The great sadness of Jonestown is that what led people to their deaths was neither gullibility nor the proverbial Kool-Aid but rather a betrayal. This is why it is so important that we balance our goodwill with vigilance because nothing is easier manipulated than a person’s caring heart. Cultish influences are everywhere, and nowhere are they more prevalent than where socio-political change is involved, as corruption becomes rampant where a sense of moral perfection becomes the norm. This does not mean that we simply should not care, or that the people who died in Jonestown were fools for caring. No, if anything, the Jonestown tragedy should make us care all the more. We should not allow for everything to have been in vain, and even if a perfect society is not possible, we should always strive towards a cultivation of our own individual morality and make life as good as possible for us and those around us, even as we struggle to avoid the crooked morality of those who only seek to conquer society for their own power and benefit.

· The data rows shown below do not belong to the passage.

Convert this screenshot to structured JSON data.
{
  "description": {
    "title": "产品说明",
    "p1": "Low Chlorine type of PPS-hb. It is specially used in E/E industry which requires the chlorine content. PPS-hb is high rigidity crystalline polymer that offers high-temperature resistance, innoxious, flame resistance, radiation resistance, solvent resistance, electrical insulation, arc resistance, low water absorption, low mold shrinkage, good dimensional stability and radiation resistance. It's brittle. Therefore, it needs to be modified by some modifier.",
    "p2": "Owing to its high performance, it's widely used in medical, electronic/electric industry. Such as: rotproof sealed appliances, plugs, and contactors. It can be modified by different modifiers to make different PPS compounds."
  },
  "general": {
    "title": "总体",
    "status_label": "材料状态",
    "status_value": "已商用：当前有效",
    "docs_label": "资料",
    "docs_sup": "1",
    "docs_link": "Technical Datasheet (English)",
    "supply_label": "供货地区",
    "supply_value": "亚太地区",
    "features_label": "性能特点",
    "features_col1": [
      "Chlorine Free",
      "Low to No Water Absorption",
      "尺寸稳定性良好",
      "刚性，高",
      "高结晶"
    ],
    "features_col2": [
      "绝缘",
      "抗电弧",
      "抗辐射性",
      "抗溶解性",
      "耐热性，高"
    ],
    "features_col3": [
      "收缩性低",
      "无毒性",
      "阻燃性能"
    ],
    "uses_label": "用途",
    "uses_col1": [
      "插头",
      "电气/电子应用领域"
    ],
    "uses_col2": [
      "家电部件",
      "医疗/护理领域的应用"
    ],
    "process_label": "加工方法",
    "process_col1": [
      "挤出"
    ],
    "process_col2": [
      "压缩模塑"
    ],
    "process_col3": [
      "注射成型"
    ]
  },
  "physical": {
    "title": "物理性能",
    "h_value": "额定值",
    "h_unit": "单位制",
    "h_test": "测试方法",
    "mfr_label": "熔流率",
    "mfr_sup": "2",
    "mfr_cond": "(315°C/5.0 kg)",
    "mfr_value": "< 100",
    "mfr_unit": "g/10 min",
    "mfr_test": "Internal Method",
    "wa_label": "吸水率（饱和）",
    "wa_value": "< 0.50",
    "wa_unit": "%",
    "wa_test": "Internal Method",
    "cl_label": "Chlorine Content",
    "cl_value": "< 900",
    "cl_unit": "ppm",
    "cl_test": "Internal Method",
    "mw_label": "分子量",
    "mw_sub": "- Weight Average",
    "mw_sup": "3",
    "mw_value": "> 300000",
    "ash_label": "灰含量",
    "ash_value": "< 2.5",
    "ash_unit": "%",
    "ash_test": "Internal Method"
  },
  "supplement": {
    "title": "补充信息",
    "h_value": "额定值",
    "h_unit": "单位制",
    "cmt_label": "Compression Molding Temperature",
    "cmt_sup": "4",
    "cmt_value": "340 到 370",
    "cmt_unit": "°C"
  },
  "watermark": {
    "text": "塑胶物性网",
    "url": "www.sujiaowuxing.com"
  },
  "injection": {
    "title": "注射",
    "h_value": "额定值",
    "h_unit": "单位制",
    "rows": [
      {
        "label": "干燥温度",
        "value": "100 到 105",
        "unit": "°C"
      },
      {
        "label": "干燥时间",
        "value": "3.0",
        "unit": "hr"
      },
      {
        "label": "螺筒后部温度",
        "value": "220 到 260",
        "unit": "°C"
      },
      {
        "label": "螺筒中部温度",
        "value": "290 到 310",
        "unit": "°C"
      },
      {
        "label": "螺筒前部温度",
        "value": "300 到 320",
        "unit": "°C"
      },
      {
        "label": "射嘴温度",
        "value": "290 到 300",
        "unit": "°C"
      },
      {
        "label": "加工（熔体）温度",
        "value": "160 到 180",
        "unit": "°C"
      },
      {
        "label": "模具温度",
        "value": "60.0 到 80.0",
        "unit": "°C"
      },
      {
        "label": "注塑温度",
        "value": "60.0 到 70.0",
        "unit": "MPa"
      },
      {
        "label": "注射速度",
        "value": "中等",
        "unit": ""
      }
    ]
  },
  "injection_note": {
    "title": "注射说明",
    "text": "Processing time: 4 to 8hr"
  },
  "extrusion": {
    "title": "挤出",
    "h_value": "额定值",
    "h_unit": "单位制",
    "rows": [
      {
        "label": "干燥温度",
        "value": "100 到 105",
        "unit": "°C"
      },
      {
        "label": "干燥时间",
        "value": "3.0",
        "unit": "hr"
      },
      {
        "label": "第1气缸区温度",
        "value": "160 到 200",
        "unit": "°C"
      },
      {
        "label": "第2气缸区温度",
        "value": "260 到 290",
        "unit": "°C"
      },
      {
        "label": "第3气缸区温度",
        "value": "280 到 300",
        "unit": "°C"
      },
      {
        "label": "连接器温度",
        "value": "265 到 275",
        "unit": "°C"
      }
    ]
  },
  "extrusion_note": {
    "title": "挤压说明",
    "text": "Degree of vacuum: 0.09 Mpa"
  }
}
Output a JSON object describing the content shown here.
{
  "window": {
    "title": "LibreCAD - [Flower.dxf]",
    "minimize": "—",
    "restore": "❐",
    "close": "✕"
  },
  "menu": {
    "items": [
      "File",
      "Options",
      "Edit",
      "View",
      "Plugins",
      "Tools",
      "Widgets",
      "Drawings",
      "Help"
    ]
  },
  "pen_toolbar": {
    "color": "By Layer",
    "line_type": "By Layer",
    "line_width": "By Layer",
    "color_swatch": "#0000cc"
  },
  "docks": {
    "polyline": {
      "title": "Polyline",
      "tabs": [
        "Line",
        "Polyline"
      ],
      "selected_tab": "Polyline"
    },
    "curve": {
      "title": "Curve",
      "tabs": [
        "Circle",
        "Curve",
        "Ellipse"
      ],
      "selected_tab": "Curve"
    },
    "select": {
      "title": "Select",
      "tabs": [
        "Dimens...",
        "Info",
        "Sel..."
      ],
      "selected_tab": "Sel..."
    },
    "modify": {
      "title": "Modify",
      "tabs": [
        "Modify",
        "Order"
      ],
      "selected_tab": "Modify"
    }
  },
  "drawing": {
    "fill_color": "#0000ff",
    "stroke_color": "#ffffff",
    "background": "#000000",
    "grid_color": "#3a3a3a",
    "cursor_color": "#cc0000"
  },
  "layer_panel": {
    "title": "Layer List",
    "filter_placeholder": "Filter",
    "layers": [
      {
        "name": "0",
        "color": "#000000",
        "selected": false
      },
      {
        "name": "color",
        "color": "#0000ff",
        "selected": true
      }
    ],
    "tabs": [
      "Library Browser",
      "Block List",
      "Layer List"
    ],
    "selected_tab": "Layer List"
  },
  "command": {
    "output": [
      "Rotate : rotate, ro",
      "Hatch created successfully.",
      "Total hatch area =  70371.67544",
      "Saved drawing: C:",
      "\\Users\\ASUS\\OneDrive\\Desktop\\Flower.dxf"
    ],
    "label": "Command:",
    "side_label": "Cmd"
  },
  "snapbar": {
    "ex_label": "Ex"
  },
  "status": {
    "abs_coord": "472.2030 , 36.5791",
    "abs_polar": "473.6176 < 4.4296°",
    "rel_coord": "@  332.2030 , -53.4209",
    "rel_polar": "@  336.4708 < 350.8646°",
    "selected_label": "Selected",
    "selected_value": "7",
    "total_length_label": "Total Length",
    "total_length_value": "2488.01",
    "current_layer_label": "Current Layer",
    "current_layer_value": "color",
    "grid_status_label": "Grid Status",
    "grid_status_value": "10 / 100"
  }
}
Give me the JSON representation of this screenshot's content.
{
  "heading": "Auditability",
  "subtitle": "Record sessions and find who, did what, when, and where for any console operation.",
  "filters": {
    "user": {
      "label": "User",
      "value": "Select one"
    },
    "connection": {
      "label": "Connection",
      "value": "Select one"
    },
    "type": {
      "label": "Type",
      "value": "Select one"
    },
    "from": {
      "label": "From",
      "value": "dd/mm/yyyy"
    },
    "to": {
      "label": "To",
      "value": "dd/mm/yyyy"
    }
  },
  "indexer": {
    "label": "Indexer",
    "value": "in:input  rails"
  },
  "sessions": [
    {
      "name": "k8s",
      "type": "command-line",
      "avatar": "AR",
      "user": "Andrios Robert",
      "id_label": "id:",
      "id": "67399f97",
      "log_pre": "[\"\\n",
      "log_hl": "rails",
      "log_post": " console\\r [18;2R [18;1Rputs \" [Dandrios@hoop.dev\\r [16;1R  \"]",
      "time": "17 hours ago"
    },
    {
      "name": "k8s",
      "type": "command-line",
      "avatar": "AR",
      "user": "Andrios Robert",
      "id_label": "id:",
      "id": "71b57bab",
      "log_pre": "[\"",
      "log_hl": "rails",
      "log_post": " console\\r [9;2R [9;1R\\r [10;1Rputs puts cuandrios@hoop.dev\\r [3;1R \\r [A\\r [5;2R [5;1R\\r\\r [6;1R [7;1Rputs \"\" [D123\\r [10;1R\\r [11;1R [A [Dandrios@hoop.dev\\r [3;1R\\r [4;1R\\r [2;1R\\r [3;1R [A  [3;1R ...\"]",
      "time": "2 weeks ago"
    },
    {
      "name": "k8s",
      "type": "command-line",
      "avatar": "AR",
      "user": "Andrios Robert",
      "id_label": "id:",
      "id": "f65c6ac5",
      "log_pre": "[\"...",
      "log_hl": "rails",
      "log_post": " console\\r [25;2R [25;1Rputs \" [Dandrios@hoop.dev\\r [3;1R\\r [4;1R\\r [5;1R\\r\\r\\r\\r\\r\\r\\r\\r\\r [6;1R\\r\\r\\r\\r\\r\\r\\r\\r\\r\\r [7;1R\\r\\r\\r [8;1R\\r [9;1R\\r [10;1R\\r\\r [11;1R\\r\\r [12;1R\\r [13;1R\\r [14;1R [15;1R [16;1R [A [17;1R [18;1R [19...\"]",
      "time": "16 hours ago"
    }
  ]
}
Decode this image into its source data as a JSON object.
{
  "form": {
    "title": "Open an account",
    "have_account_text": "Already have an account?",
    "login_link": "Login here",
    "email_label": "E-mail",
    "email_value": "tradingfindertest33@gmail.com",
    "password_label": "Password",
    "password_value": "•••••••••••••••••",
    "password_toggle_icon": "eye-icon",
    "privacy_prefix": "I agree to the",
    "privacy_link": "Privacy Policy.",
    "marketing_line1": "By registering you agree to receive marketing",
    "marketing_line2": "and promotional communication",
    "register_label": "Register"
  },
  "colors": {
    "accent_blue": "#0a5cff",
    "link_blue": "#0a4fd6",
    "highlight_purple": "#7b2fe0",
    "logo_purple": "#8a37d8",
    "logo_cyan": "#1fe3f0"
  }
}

(Steven Van Neste (www.stevenvanneste.com) was born in Izegem, Belgium and now resides in Orlando, Florida with his wife and daughters. He is a writer (poetry/literary fiction) and philosopher, and his main interest is the strangeness of the human mind and the ways whereby we turn our habits into laws and absolutes, and the intersection of ethics and epistemology. He is also the founder of “Ethics and the Modern Guru” (www.guruethics.com), a ‘magazine’ which deals not just with cultish influence, but more importantly which seeks to inquire into the mind, as it becomes trapped in odd spiritual needs. His main philosophical influences are Thomas Hobbes, Friedrich Nietzsche, Michel Foucault and the whole of ancient Greek philosophy. When it comes to cults and cultish influence, his point of view, is that the field should not be dominated by a more or less typical anti-cult mentality, but rather that we should inquire into the entirety of psycho-social issues where cults etc. finds their birth.)